When we elect representatives, we expect them to be held accountable to two things: the people they represent, and the laws they are subject to.
Your elected officials are in office to represent you, and you should have the power to vote them out if they no longer act in the best interests of your district. Despite this fundamental principle of self-government, there are institutional barriers designed to keep politicians in office, regardless of their job performance. Holding lawmakers accountable means removing the partisan or issue-based structures that replace the role of constituent voices in elections.
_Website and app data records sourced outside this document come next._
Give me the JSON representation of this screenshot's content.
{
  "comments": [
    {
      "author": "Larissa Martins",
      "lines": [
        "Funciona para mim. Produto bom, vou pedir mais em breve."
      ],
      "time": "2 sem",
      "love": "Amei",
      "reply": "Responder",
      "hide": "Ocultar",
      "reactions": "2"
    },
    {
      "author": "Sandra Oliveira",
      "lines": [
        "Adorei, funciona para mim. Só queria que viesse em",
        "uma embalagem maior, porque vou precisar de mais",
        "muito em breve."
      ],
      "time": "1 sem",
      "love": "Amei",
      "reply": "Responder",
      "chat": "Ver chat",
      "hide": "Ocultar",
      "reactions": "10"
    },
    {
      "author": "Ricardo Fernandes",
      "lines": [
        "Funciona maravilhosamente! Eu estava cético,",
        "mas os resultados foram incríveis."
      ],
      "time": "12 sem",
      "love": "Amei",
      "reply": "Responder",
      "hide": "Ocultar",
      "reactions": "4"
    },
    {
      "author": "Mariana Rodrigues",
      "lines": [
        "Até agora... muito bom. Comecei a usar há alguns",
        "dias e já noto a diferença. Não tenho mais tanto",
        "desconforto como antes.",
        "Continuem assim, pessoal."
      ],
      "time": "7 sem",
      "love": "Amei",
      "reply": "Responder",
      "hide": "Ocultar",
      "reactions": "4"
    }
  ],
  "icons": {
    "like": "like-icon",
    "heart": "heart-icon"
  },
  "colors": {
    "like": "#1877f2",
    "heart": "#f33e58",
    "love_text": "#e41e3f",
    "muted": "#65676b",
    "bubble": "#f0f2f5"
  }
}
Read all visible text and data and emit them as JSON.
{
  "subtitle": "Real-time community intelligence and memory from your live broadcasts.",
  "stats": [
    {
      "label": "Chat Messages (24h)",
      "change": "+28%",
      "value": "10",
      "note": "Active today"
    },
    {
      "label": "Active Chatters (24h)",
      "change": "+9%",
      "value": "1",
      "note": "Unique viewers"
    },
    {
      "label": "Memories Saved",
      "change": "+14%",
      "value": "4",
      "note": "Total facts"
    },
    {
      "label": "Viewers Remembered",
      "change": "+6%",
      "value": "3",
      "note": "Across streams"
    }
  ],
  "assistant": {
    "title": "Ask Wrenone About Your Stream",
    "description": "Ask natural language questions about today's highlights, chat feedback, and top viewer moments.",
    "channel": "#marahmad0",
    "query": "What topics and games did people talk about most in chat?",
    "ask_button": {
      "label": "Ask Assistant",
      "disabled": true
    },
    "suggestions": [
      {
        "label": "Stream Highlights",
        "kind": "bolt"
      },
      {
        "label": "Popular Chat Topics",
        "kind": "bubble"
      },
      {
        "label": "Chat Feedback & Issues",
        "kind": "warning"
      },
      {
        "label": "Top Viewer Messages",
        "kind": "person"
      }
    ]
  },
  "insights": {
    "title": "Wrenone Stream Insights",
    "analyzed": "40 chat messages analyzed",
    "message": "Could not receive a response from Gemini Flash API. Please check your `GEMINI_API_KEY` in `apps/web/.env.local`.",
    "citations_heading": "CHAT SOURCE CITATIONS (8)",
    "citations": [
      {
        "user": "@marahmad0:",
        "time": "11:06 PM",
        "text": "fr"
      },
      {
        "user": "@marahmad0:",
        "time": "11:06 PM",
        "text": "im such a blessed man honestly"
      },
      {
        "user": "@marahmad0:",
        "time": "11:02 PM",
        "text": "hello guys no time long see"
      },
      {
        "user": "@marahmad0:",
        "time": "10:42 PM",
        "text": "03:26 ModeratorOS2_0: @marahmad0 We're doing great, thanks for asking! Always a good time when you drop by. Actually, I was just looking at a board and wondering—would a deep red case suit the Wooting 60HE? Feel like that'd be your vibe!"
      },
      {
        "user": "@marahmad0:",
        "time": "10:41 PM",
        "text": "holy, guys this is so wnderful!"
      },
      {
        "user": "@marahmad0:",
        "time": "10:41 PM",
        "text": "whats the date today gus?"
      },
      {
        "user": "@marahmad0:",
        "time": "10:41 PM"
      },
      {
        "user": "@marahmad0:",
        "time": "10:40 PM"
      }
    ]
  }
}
This can be accomplished through a variety of reform proposals that give American citizens the power of accountability.